Getting some serious pushback on the piece I penned yesterday praising Jake Winebaum for paying $7 million for Business.com.
Join the discussion on
. My favorite blast, labeled "Uh oh, I guess I am a Stupid Moron" -- you know you have to read that mail -- says: "While Winebaum might make money on the deal, long term it will look extravagant and will be labeled 'one of the clues that we were in a bubble,' at least in my moronic opinion."
So far, so good. Here is where the analysis is faulty: "Would
be stronger if it were
? I just saw an ad for
. Will that name help it be successful?"
The issue isn't success in the world of commerce. The heck with the world of commerce. That don't mean, excuse me, jack.
Heck, Amazon is a huge failure in the world of commerce. It loses money on everything it sells. (Oh, OK, it does fine on some books.) I don't know any serious businessman who believes Amazon will make it.
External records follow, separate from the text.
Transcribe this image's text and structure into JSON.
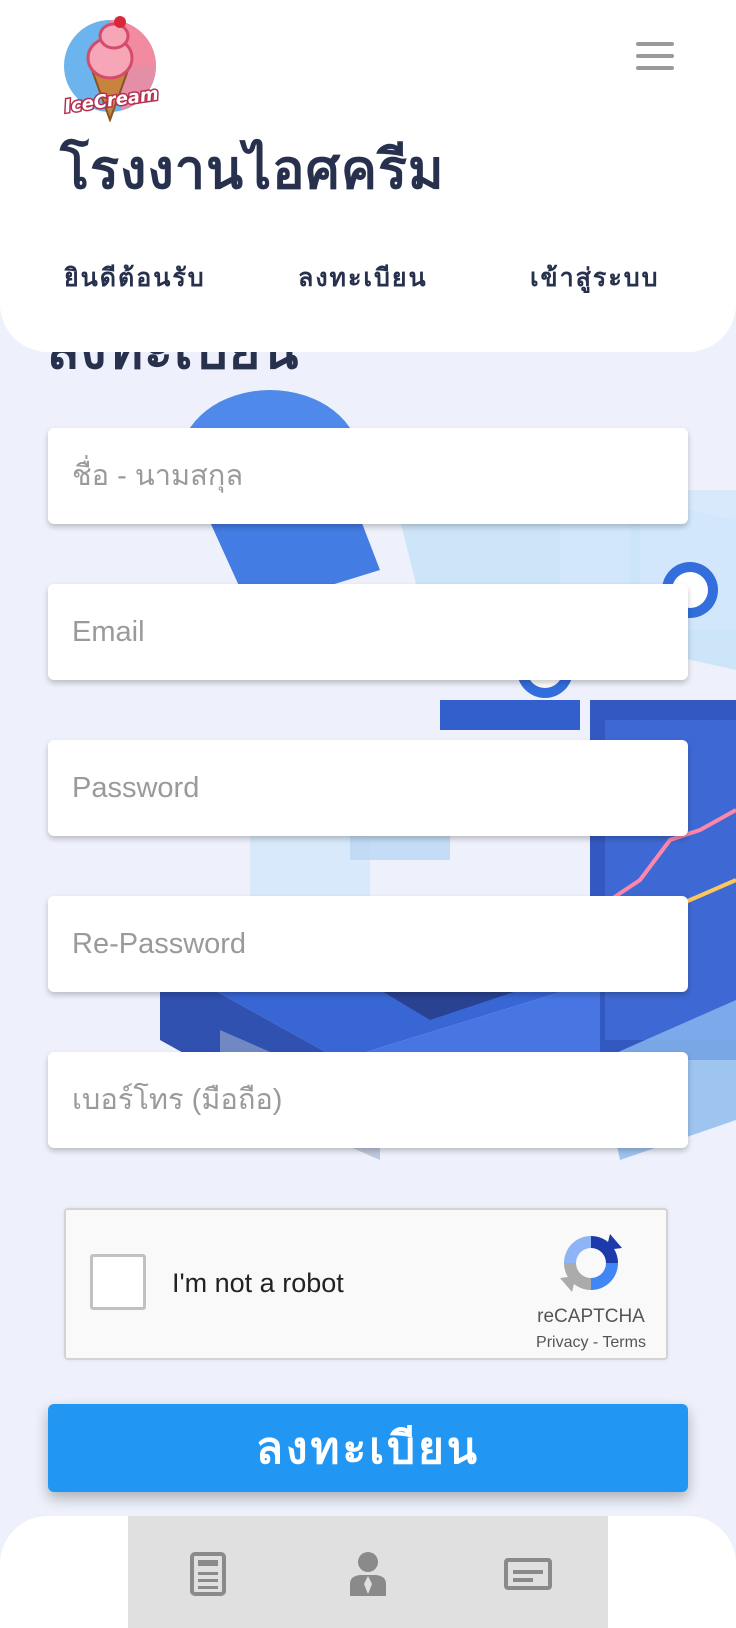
{
  "header": {
    "logo_text": "IceCream",
    "site_title": "โรงงานไอศครีม",
    "nav": [
      {
        "label": "ยินดีต้อนรับ"
      },
      {
        "label": "ลงทะเบียน"
      },
      {
        "label": "เข้าสู่ระบบ"
      }
    ]
  },
  "page": {
    "heading": "ลงทะเบียน"
  },
  "form": {
    "fullname_placeholder": "ชื่อ - นามสกุล",
    "email_placeholder": "Email",
    "password_placeholder": "Password",
    "repassword_placeholder": "Re-Password",
    "phone_placeholder": "เบอร์โทร (มือถือ)",
    "submit_label": "ลงทะเบียน"
  },
  "recaptcha": {
    "label": "I'm not a robot",
    "brand": "reCAPTCHA",
    "privacy": "Privacy",
    "separator": " - ",
    "terms": "Terms"
  },
  "bottom_nav": {
    "icons": [
      "document-icon",
      "user-icon",
      "card-icon"
    ]
  },
  "colors": {
    "primary": "#2196f3",
    "title": "#27304d",
    "background": "#eef1fb"
  }
}
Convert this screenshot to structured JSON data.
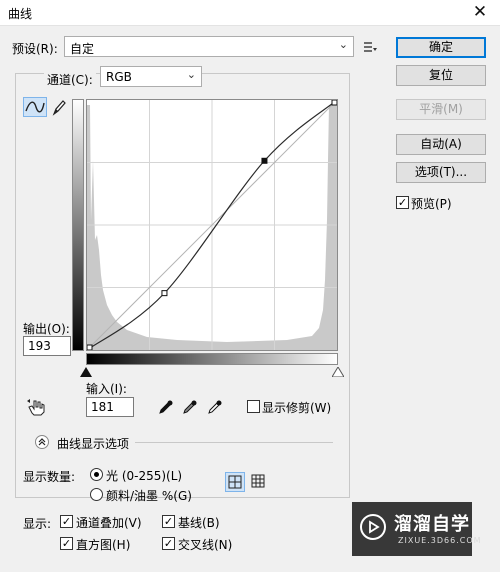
{
  "dialog": {
    "title": "曲线",
    "close_glyph": "✕"
  },
  "preset": {
    "label": "预设(R):",
    "value": "自定",
    "menu_icon": "preset-menu-icon"
  },
  "channel": {
    "label": "通道(C):",
    "value": "RGB"
  },
  "buttons": {
    "ok": "确定",
    "reset": "复位",
    "smooth": "平滑(M)",
    "auto": "自动(A)",
    "options": "选项(T)..."
  },
  "preview": {
    "label": "预览(P)",
    "checked": true
  },
  "output": {
    "label": "输出(O):",
    "value": "193"
  },
  "input": {
    "label": "输入(I):",
    "value": "181"
  },
  "show_clipping": {
    "label": "显示修剪(W)",
    "checked": false
  },
  "display_options": {
    "title": "曲线显示选项"
  },
  "show_amount": {
    "label": "显示数量:",
    "light": "光 (0-255)(L)",
    "pigment": "颜料/油墨 %(G)",
    "selected": "light"
  },
  "show": {
    "label": "显示:",
    "channel_overlays": "通道叠加(V)",
    "baseline": "基线(B)",
    "histogram": "直方图(H)",
    "intersection": "交叉线(N)"
  },
  "watermark": {
    "brand": "溜溜自学",
    "url": "ZIXUE.3D66.COM"
  },
  "curve": {
    "points": [
      [
        0,
        0
      ],
      [
        79,
        58
      ],
      [
        181,
        193
      ],
      [
        255,
        255
      ]
    ]
  }
}
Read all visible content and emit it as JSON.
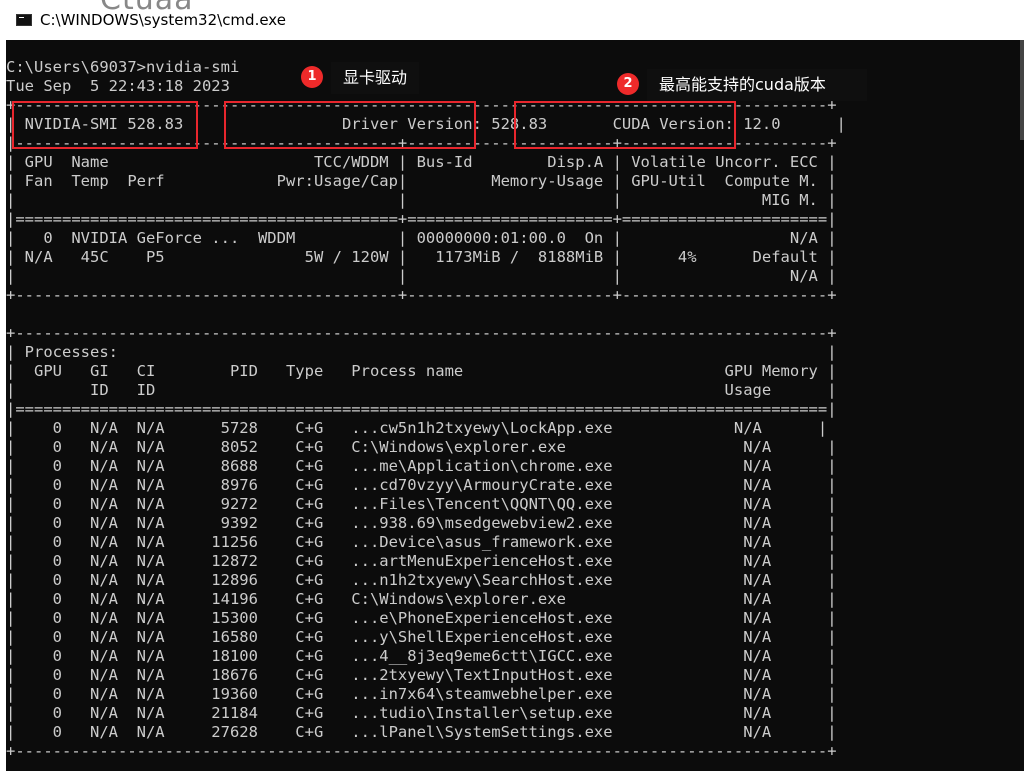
{
  "window": {
    "title": "C:\\WINDOWS\\system32\\cmd.exe",
    "background_text": "Ctuaa"
  },
  "terminal_lines": [
    "C:\\Users\\69037>nvidia-smi",
    "Tue Sep  5 22:43:18 2023",
    "+---------------------------------------------------------------------------------------+",
    "| NVIDIA-SMI 528.83                 Driver Version: 528.83       CUDA Version: 12.0      |",
    "|-----------------------------------------+----------------------+----------------------+",
    "| GPU  Name                      TCC/WDDM | Bus-Id        Disp.A | Volatile Uncorr. ECC |",
    "| Fan  Temp  Perf            Pwr:Usage/Cap|         Memory-Usage | GPU-Util  Compute M. |",
    "|                                         |                      |               MIG M. |",
    "|=========================================+======================+======================|",
    "|   0  NVIDIA GeForce ...  WDDM           | 00000000:01:00.0  On |                  N/A |",
    "| N/A   45C    P5               5W / 120W |   1173MiB /  8188MiB |      4%      Default |",
    "|                                         |                      |                  N/A |",
    "+-----------------------------------------+----------------------+----------------------+",
    "",
    "+---------------------------------------------------------------------------------------+",
    "| Processes:                                                                            |",
    "|  GPU   GI   CI        PID   Type   Process name                            GPU Memory |",
    "|        ID   ID                                                             Usage      |",
    "|=======================================================================================|",
    "|    0   N/A  N/A      5728    C+G   ...cw5n1h2txyewy\\LockApp.exe             N/A      |",
    "|    0   N/A  N/A      8052    C+G   C:\\Windows\\explorer.exe                   N/A      |",
    "|    0   N/A  N/A      8688    C+G   ...me\\Application\\chrome.exe              N/A      |",
    "|    0   N/A  N/A      8976    C+G   ...cd70vzyy\\ArmouryCrate.exe              N/A      |",
    "|    0   N/A  N/A      9272    C+G   ...Files\\Tencent\\QQNT\\QQ.exe              N/A      |",
    "|    0   N/A  N/A      9392    C+G   ...938.69\\msedgewebview2.exe              N/A      |",
    "|    0   N/A  N/A     11256    C+G   ...Device\\asus_framework.exe              N/A      |",
    "|    0   N/A  N/A     12872    C+G   ...artMenuExperienceHost.exe              N/A      |",
    "|    0   N/A  N/A     12896    C+G   ...n1h2txyewy\\SearchHost.exe              N/A      |",
    "|    0   N/A  N/A     14196    C+G   C:\\Windows\\explorer.exe                   N/A      |",
    "|    0   N/A  N/A     15300    C+G   ...e\\PhoneExperienceHost.exe              N/A      |",
    "|    0   N/A  N/A     16580    C+G   ...y\\ShellExperienceHost.exe              N/A      |",
    "|    0   N/A  N/A     18100    C+G   ...4__8j3eq9eme6ctt\\IGCC.exe              N/A      |",
    "|    0   N/A  N/A     18676    C+G   ...2txyewy\\TextInputHost.exe              N/A      |",
    "|    0   N/A  N/A     19360    C+G   ...in7x64\\steamwebhelper.exe              N/A      |",
    "|    0   N/A  N/A     21184    C+G   ...tudio\\Installer\\setup.exe              N/A      |",
    "|    0   N/A  N/A     27628    C+G   ...lPanel\\SystemSettings.exe              N/A      |",
    "+---------------------------------------------------------------------------------------+"
  ],
  "annotations": {
    "badge1": "1",
    "label1": "显卡驱动",
    "badge2": "2",
    "label2": "最高能支持的cuda版本"
  },
  "colors": {
    "terminal_bg": "#0c0c0c",
    "terminal_fg": "#cccccc",
    "highlight_red": "#e8262d"
  }
}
Sorry for the Raskolnikov-like cynicism, but it is the stock market, stupid, not the retail market. You match up ex-
wunderkind Winebaum with the right URL, and voila, you have a $3 billion IPO. Then Winebaum can do whatever he wants. He can go buy every URL he needs. He can put out of business anybody he wants.
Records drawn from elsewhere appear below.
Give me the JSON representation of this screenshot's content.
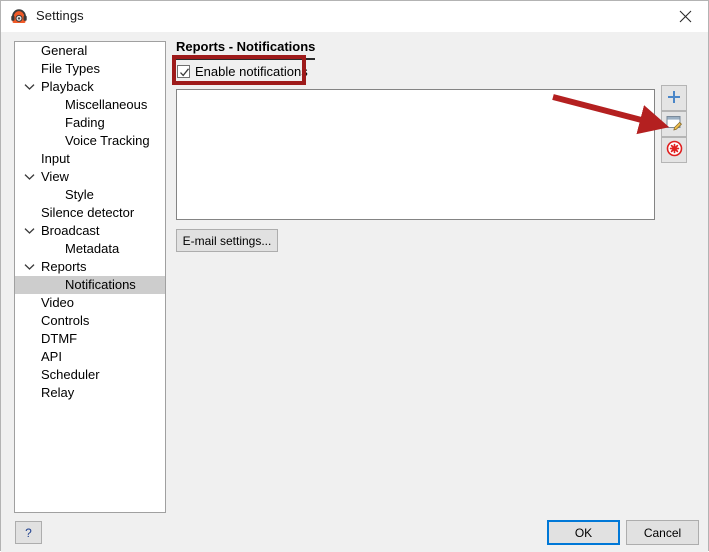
{
  "window": {
    "title": "Settings",
    "app_icon": "radio-headphones-icon",
    "close_icon": "close-icon"
  },
  "sidebar": {
    "items": [
      {
        "label": "General",
        "level": 0,
        "expander": "none",
        "selected": false
      },
      {
        "label": "File Types",
        "level": 0,
        "expander": "none",
        "selected": false
      },
      {
        "label": "Playback",
        "level": 0,
        "expander": "expanded",
        "selected": false
      },
      {
        "label": "Miscellaneous",
        "level": 1,
        "expander": "none",
        "selected": false
      },
      {
        "label": "Fading",
        "level": 1,
        "expander": "none",
        "selected": false
      },
      {
        "label": "Voice Tracking",
        "level": 1,
        "expander": "none",
        "selected": false
      },
      {
        "label": "Input",
        "level": 0,
        "expander": "none",
        "selected": false
      },
      {
        "label": "View",
        "level": 0,
        "expander": "expanded",
        "selected": false
      },
      {
        "label": "Style",
        "level": 1,
        "expander": "none",
        "selected": false
      },
      {
        "label": "Silence detector",
        "level": 0,
        "expander": "none",
        "selected": false
      },
      {
        "label": "Broadcast",
        "level": 0,
        "expander": "expanded",
        "selected": false
      },
      {
        "label": "Metadata",
        "level": 1,
        "expander": "none",
        "selected": false
      },
      {
        "label": "Reports",
        "level": 0,
        "expander": "expanded",
        "selected": false
      },
      {
        "label": "Notifications",
        "level": 1,
        "expander": "none",
        "selected": true
      },
      {
        "label": "Video",
        "level": 0,
        "expander": "none",
        "selected": false
      },
      {
        "label": "Controls",
        "level": 0,
        "expander": "none",
        "selected": false
      },
      {
        "label": "DTMF",
        "level": 0,
        "expander": "none",
        "selected": false
      },
      {
        "label": "API",
        "level": 0,
        "expander": "none",
        "selected": false
      },
      {
        "label": "Scheduler",
        "level": 0,
        "expander": "none",
        "selected": false
      },
      {
        "label": "Relay",
        "level": 0,
        "expander": "none",
        "selected": false
      }
    ]
  },
  "main": {
    "section_title": "Reports - Notifications",
    "enable_checkbox": {
      "label": "Enable notifications",
      "checked": true
    },
    "notifications_list": {
      "items": [],
      "empty": true
    },
    "email_settings_label": "E-mail settings...",
    "tool_buttons": [
      {
        "name": "add-button",
        "icon": "plus-icon",
        "tooltip": "Add"
      },
      {
        "name": "edit-button",
        "icon": "edit-pencil-icon",
        "tooltip": "Edit"
      },
      {
        "name": "delete-button",
        "icon": "delete-circle-icon",
        "tooltip": "Delete"
      }
    ]
  },
  "footer": {
    "help_label": "?",
    "ok_label": "OK",
    "cancel_label": "Cancel"
  },
  "annotations": {
    "highlight_color": "#9e1b1b",
    "arrow_color": "#b42020",
    "highlight_target": "enable-notifications-checkbox",
    "arrow_target": "add-button"
  },
  "colors": {
    "dialog_background": "#f0f0f0",
    "panel_white": "#ffffff",
    "selection_gray": "#cdcdcd",
    "accent_blue": "#0078d7",
    "plus_blue": "#4a86c8",
    "delete_red": "#e02020"
  }
}
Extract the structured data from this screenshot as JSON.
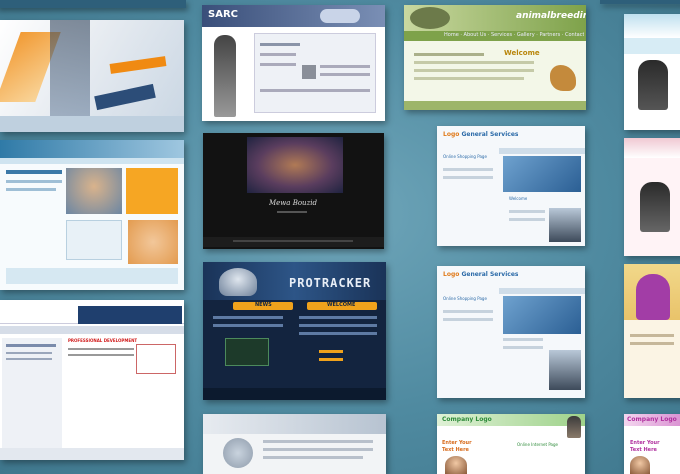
{
  "gallery": {
    "animal_breeding": {
      "logo": "animalbreeding",
      "nav": [
        "Home",
        "About Us",
        "Services",
        "Gallery",
        "Partners",
        "Contact"
      ],
      "welcome": "Welcome"
    },
    "protracker": {
      "logo": "PROTRACKER",
      "news": "NEWS",
      "welcome": "WELCOME"
    },
    "dark_portfolio": {
      "name": "Mewa Bouzid"
    },
    "logo_general_a": {
      "logo_colored": "Logo",
      "logo_rest": "General Services",
      "title_a": "Online Shopping Page",
      "title_b": "Welcome"
    },
    "logo_general_b": {
      "logo_colored": "Logo",
      "logo_rest": "General Services",
      "title_a": "Online Shopping Page"
    },
    "company_logo_a": {
      "logo": "Company Logo",
      "enter_line1": "Enter Your",
      "enter_line2": "Text Here",
      "online_page": "Online Internet Page"
    },
    "company_logo_b": {
      "logo": "Company Logo",
      "enter_line1": "Enter Your",
      "enter_line2": "Text Here"
    },
    "blue_corporate": {
      "headline": "PROFESSIONAL DEVELOPMENT"
    }
  },
  "colors": {
    "background": "#4f8aa0",
    "animal_green": "#7ea24a",
    "protracker_navy": "#13243f",
    "logo_blue": "#2b6aa8",
    "company_green": "#2e8b3a"
  }
}
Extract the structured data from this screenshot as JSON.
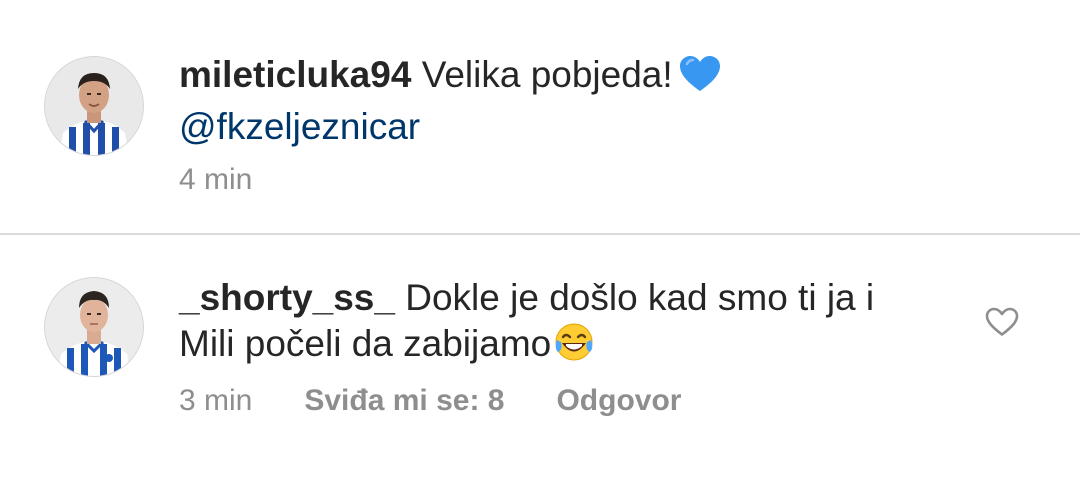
{
  "comments": [
    {
      "username": "mileticluka94",
      "text": "Velika pobjeda!",
      "emoji": "blue-heart-emoji",
      "mention": "@fkzeljeznicar",
      "time": "4 min"
    },
    {
      "username": "_shorty_ss_",
      "text_line1": "Dokle je došlo kad smo ti ja i",
      "text_line2": "Mili počeli da zabijamo",
      "emoji": "tears-of-joy-emoji",
      "time": "3 min",
      "likes_label": "Sviđa mi se: 8",
      "reply_label": "Odgovor",
      "like_icon": "heart-outline-icon"
    }
  ],
  "colors": {
    "text": "#262626",
    "meta": "#8e8e8e",
    "mention": "#00376b",
    "divider": "#dbdbdb",
    "blue_heart": "#3897f0"
  }
}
But without that URL, he is just winebaum.com, which is, well, not that catchy.
Never underestimate the power of the Wall Street promotion team. This company of Winebaum's goes from obscure to can't-miss with the purchase of this URL. If Joe Blow had bought it, no way -- but Winebaum ain't Joe Blow. He's proven with a now-bankable URL. Armed with Business.com, Winebaum takes the name B2B away from
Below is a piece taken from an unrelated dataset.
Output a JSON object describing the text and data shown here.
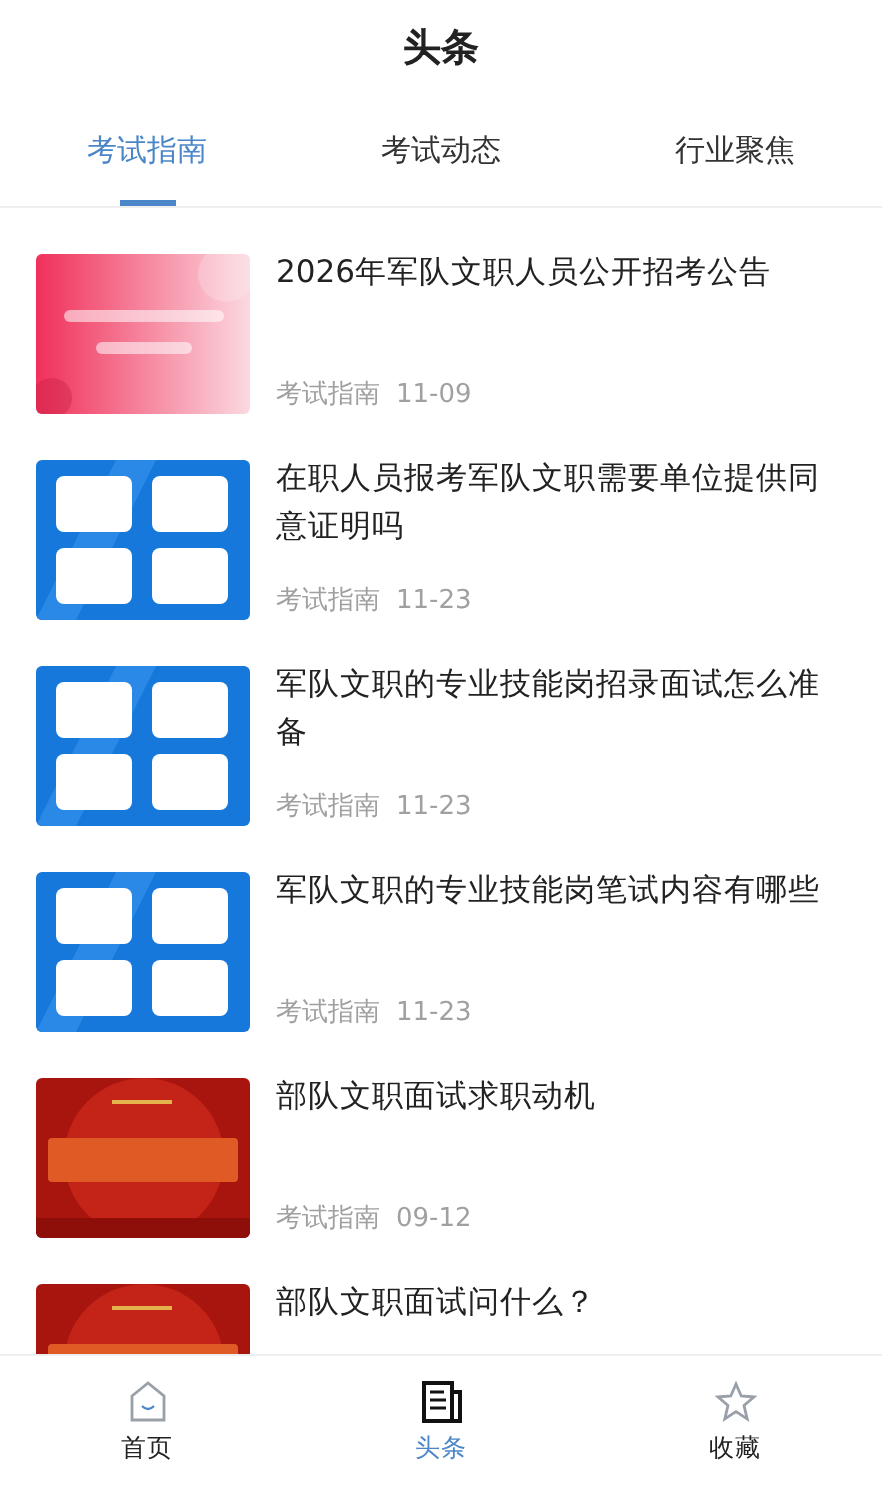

and can call it his own.
That's how this one plays out.
James J. Cramer is manager of a hedge fund and co-founder of TheStreet.com. At time of publication, his fund had no positions in any stocks mentioned. His fund often buys and sells securities that are the subject of his columns, both before and after the columns are published, and the positions that his fund takes may change at any time. Under no circumstances does the information in this column represent a recommendation to buy or sell stocks. Cramer's writings provide insights into the dynamics of money management and are not a solicitation for transactions. While he cannot provide investment advice or recommendations, he invites you to comment on his column at